I need the number of lines in the data that contain the word "Name", and nothing beyond it.

Stored items:
----

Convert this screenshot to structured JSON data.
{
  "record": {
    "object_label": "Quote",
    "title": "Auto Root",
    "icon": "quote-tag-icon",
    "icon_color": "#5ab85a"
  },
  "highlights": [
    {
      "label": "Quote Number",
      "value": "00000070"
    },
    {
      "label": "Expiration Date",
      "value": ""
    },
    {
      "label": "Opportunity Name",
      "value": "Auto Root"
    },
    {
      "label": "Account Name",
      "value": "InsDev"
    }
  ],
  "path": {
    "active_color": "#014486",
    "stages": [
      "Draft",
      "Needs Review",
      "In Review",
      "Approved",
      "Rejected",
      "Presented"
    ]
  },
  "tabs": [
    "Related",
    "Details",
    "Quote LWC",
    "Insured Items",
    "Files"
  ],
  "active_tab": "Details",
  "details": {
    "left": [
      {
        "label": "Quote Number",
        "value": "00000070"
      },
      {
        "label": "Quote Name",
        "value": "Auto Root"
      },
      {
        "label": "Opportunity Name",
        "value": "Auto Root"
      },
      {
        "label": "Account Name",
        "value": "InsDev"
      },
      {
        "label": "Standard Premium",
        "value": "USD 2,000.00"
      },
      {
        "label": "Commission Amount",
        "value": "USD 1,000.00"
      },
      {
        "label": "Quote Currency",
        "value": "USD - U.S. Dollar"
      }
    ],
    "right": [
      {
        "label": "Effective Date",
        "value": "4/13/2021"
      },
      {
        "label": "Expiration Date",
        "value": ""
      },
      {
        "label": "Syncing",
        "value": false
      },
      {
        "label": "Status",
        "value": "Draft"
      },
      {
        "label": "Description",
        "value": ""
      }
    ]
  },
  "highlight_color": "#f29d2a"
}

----

(Task response):
5